Hall of Fame jockey Gary Stevens will undergo hip replacement surgery before Christmas, a procedure that could put an end to his riding career, he announced in a statement released early Tuesday. Stevens cautioned he was unsure whether he would be able to return to riding in 2017.

According to the statement, released through his wife, Angie Athayde Stevens, Stevens has been fighting a problematic hip in recent months and was hoping to ride through the spring before needing treatment. He underwent tests on Monday that indicated the operation needed to be moved forward.

The setback is the latest change in short-term plans for Stevens, who said earlier this fall that he planned to ride at Oaklawn Park in 2017. He reversed course last month with the announcement that he would ride first-call in Southern California for Mick Ruis.

In Tuesday’s statement, Stevens indicated that he will continue to work with Ruis as an advisor and assistant trainer. Ruis has said repeatedly that he plans to take out a trainer’s license for 2017 and hopes to have a stable of more than 40 horses. His horses are currently trained by Craig Dollase.

Stevens expressed concern that the hip injury could end his illustrious career.

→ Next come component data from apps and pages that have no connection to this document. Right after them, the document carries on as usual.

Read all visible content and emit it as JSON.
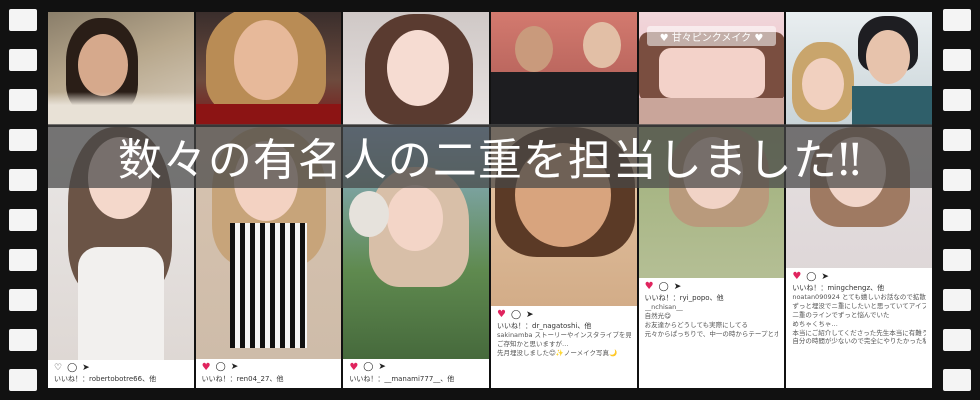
{
  "headline": "数々の有名人の二重を担当しました‼",
  "tile_tags": {
    "pink_makeup": "♥ 甘々ピンクメイク ♥"
  },
  "ig_cards": [
    {
      "user": "いいね！：robertobotre66、他",
      "lines": []
    },
    {
      "user": "いいね！：ren04_27、他",
      "lines": []
    },
    {
      "user": "いいね！：__manami777__、他",
      "lines": []
    },
    {
      "user": "いいね！：dr_nagatoshi、他",
      "lines": [
        "sakinamba ストーリーやインスタライブを見てくださってた方は",
        "ご存知かと思いますが…",
        "先月埋没しました😊✨ノーメイク写真🌙"
      ]
    },
    {
      "user": "いいね！：ryi_popo、他",
      "lines": [
        "__nchisan__",
        "自然光😋",
        "",
        "お友達からどうしても実際にしてる",
        "元々からぱっちりで、中一の時からテープとホノリのアイプチ"
      ]
    },
    {
      "user": "いいね！：mingchengz、他",
      "lines": [
        "noatan090924 とても嬉しいお話なので拡散します",
        "ずっと埋没でニ重にしたいと思っていてアイプチを使っていました",
        "二重のラインでずっと悩んでいた",
        "めちゃくちゃ…",
        "本当にご紹介してくださった先生本当に有難うございます",
        "自分の時間が少ないので完全にやりたかった私は…"
      ]
    }
  ],
  "colors": {
    "film": "#111111",
    "perforation": "#f4f4f4",
    "band": "#464646",
    "heart": "#e0245e"
  }
}
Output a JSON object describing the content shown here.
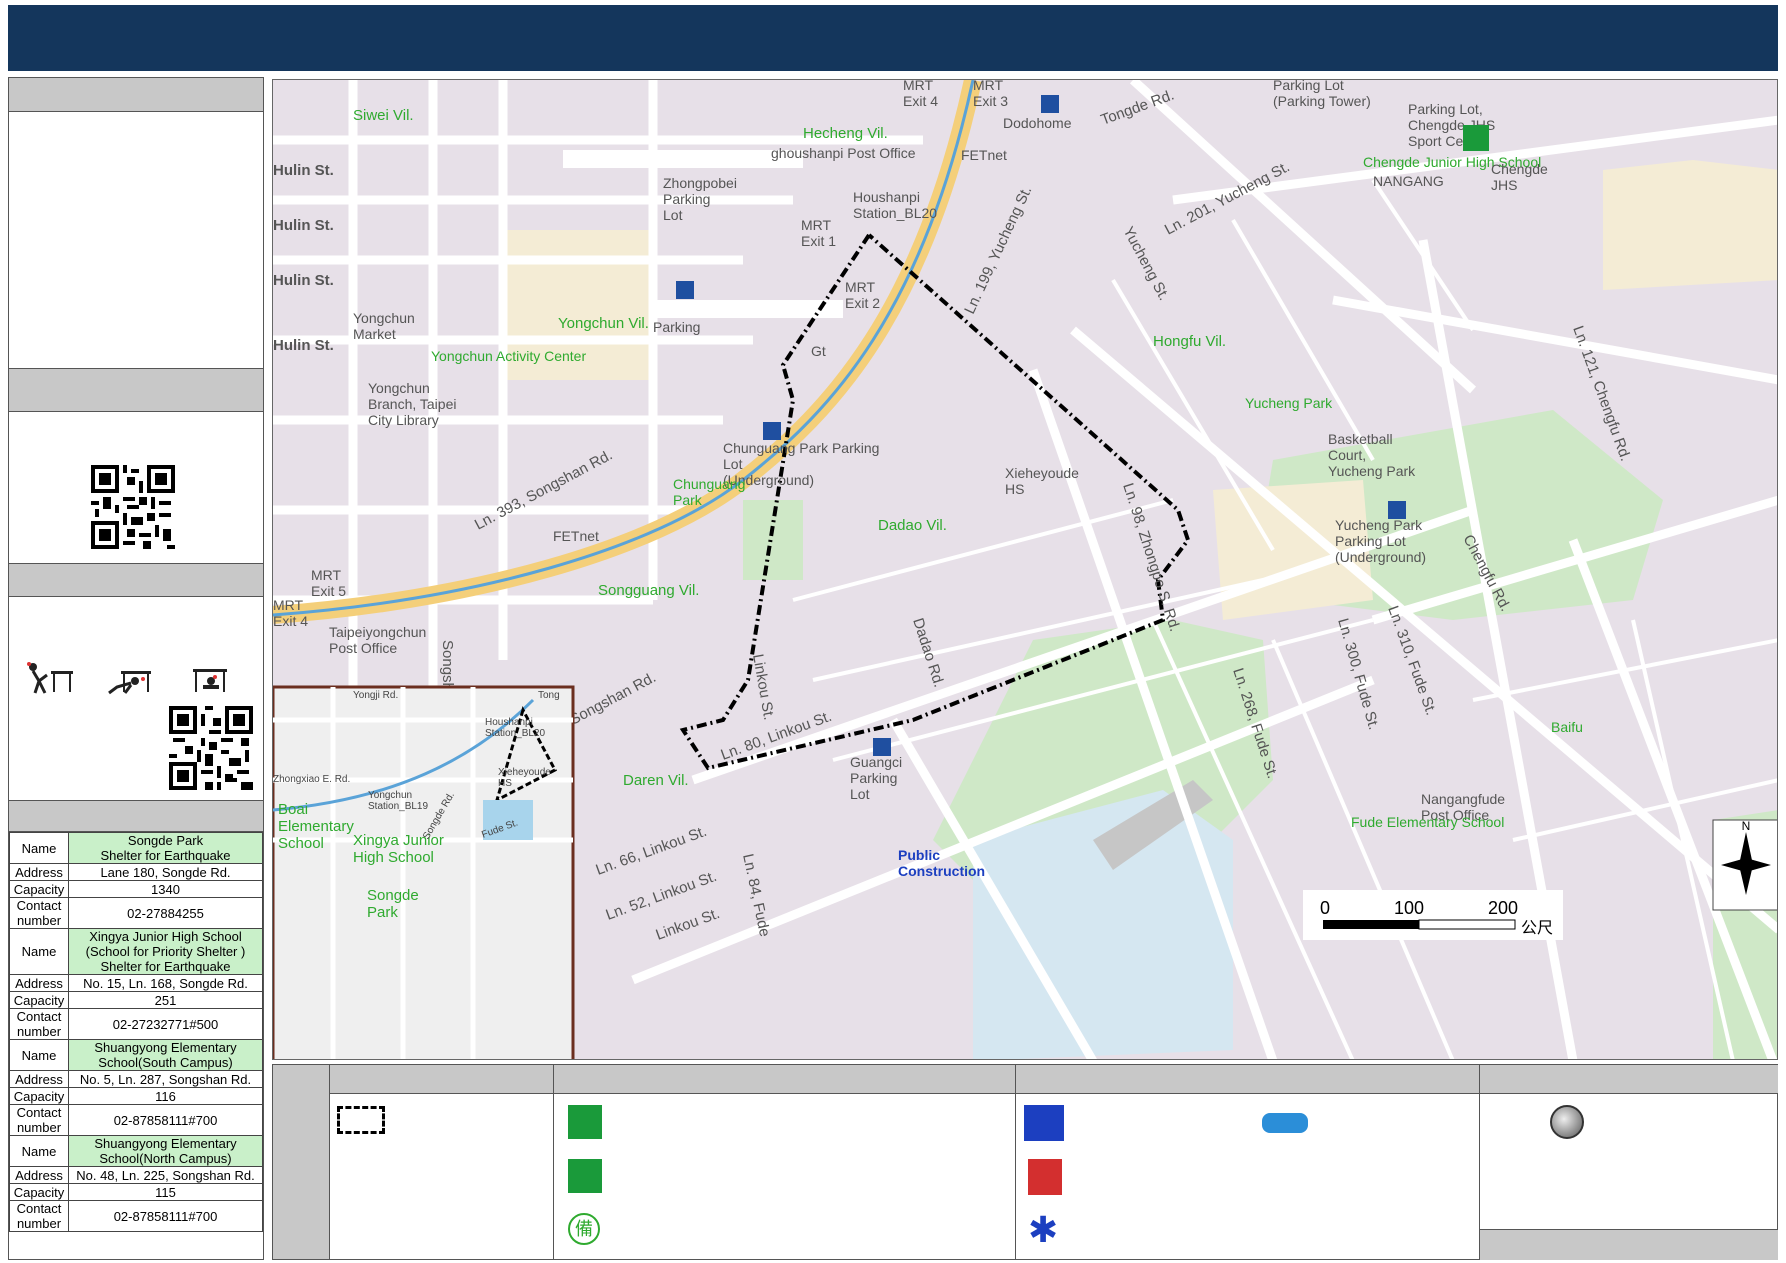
{
  "map": {
    "village_labels": [
      "Siwei Vil.",
      "Hecheng Vil.",
      "Yongchun Vil.",
      "Hongfu Vil.",
      "Dadao Vil.",
      "Songguang Vil.",
      "Daren Vil."
    ],
    "street_labels": [
      "Hulin St.",
      "Hulin St.",
      "Hulin St.",
      "Hulin St.",
      "Tongde Rd.",
      "Ln. 201, Yucheng St.",
      "Ln. 199, Yucheng St.",
      "Yucheng St.",
      "Ln. 393, Songshan Rd.",
      "Ln. 98, Zhongpo S. Rd.",
      "Dadao Rd.",
      "Ln. 268, Fude St.",
      "Ln. 300, Fude St.",
      "Ln. 310, Fude St.",
      "Chengfu Rd.",
      "Ln. 121, Chengfu Rd.",
      "Ln. 66, Linkou St.",
      "Ln. 52, Linkou St.",
      "Linkou St.",
      "Ln. 84, Fude",
      "Linkou St.",
      "Songshan Rd.",
      "Songshan Rd.",
      "Ln. 80, Linkou St."
    ],
    "poi_labels": {
      "mrt_exit_4_top": "MRT\nExit 4",
      "mrt_exit_3_top": "MRT\nExit 3",
      "dodohome": "Dodohome",
      "parking_lot_tower": "Parking Lot\n(Parking Tower)",
      "post_office_top": "ghoushanpi Post Office",
      "fetnet_top": "FETnet",
      "zhongpobei_parking": "Zhongpobei\nParking\nLot",
      "mrt_exit_1": "MRT\nExit 1",
      "houshanpi_station": "Houshanpi\nStation_BL20",
      "mrt_exit_2": "MRT\nExit 2",
      "parking": "Parking",
      "gt": "Gt",
      "yongchun_market": "Yongchun\nMarket",
      "yongchun_activity": "Yongchun Activity Center",
      "yongchun_library": "Yongchun\nBranch, Taipei\nCity Library",
      "chunguang_parking": "Chunguang Park Parking\nLot\n(Underground)",
      "chunguang_park": "Chunguang\nPark",
      "xieheyoude": "Xieheyoude\nHS",
      "yucheng_park": "Yucheng Park",
      "basketball": "Basketball\nCourt,\nYucheng Park",
      "yucheng_parking": "Yucheng Park\nParking Lot\n(Underground)",
      "fetnet_mid": "FETnet",
      "mrt_exit_5": "MRT\nExit 5",
      "mrt_exit_4_left": "MRT\nExit 4",
      "post_office_left": "Taipeiyongchun\nPost Office",
      "guangci_parking": "Guangci\nParking\nLot",
      "public_construction": "Public\nConstruction",
      "nangangfude": "Nangangfude\nPost Office",
      "fude_school": "Fude Elementary School",
      "baifu": "Baifu",
      "chengde_parking": "Parking Lot,\nChengde JHS\nSport Center",
      "chengde_school": "Chengde Junior High School",
      "nangang": "NANGANG",
      "chengde_jhs": "Chengde\nJHS",
      "fude_ab": "Fude ES"
    },
    "inset": {
      "labels": [
        "Yongji Rd.",
        "Zhongxiao E. Rd.",
        "Houshanpi\nStation_BL20",
        "Yongchun\nStation_BL19",
        "Xieheyoude\nHS",
        "Fude St.",
        "Boai\nElementary\nSchool",
        "Xingya Junior\nHigh School",
        "Songde\nPark",
        "Songde Rd.",
        "Tong"
      ]
    },
    "scale": {
      "ticks": [
        "0",
        "100",
        "200"
      ],
      "unit": "公尺"
    },
    "north": "N"
  },
  "shelters": [
    {
      "name": "Songde Park\nShelter for Earthquake",
      "address": "Lane 180, Songde Rd.",
      "capacity": "1340",
      "contact": "02-27884255"
    },
    {
      "name": "Xingya Junior High School\n(School for Priority Shelter )\nShelter for Earthquake",
      "address": "No. 15, Ln. 168, Songde Rd.",
      "capacity": "251",
      "contact": "02-27232771#500"
    },
    {
      "name": "Shuangyong Elementary\nSchool(South Campus)",
      "address": "No. 5, Ln. 287, Songshan Rd.",
      "capacity": "116",
      "contact": "02-87858111#700"
    },
    {
      "name": "Shuangyong Elementary\nSchool(North Campus)",
      "address": "No. 48, Ln. 225, Songshan Rd.",
      "capacity": "115",
      "contact": "02-87858111#700"
    }
  ],
  "shelter_labels": {
    "name": "Name",
    "address": "Address",
    "capacity": "Capacity",
    "contact": "Contact\nnumber"
  },
  "colors": {
    "banner": "#14365c",
    "village": "#2faa2f",
    "block": "#e2dbe3",
    "road": "#ffffff",
    "park": "#cfe8c7",
    "mrt": "#f4cf7a",
    "boundary": "#000000"
  }
}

“I wasn’t ready to hang it up and I still don’t know if I’m ready,” he said in a statement. “I’m going to have the procedure done next week and I’ll play it by ear. I’m in a great position with Ruis Racing and I don’t want to lose that. Luckily, I can continue on as part of the team and see what happens in a few months.

“All I can do is have it done and hope for the best,” he said of the operation. “I hope I’m in a position in a few months where I can make the choice if I want to go back to riding or not.”

Stevens, 53, has had an outstanding year, having ridden Beholder to a dramatic win by a nose in the Breeders’ Cup Distaff at Santa Anita on Nov. 4. Beholder was retired after the BC Distaff and has been sent to Kentucky to be bred next year.

In 2016, Stevens won 40 races from 316 mounts who earned $5.9 million. Stevens was often selective with his mounts, frequently riding only a few horses a day.

Stevens has won 15 stakes this year, the most recent of which was the Ruis-owned Defiantly in the Let It Ride Stakes at Del Mar on Nov. 12.

Stevens has won 5,083 races in the United States and Canada and has ridden extensively internationally, notably in Dubai, England, and Hong Kong in a career that began in 1979.

Stevens has fought knee problems in the past that have led to temporary retirements. With the exception of one mount in an exhibition, Stevens once did not ride for seven years, making a comeback in January, 2013. That year he won the Preakness Stakes on Oxbow and the Breeders’ Cup Classic on Mucho Macho Man..

In 2014, he underwent knee replacement surgery that resulted in a four-month break.

Earlier in his career, Stevens won the Kentucky Derby three times — on Winning Colors (1988), Thunder Gulch (1995), and Silver Charm (1997).

Stevens won the 1998 Dubai World Cup on Silver Charm.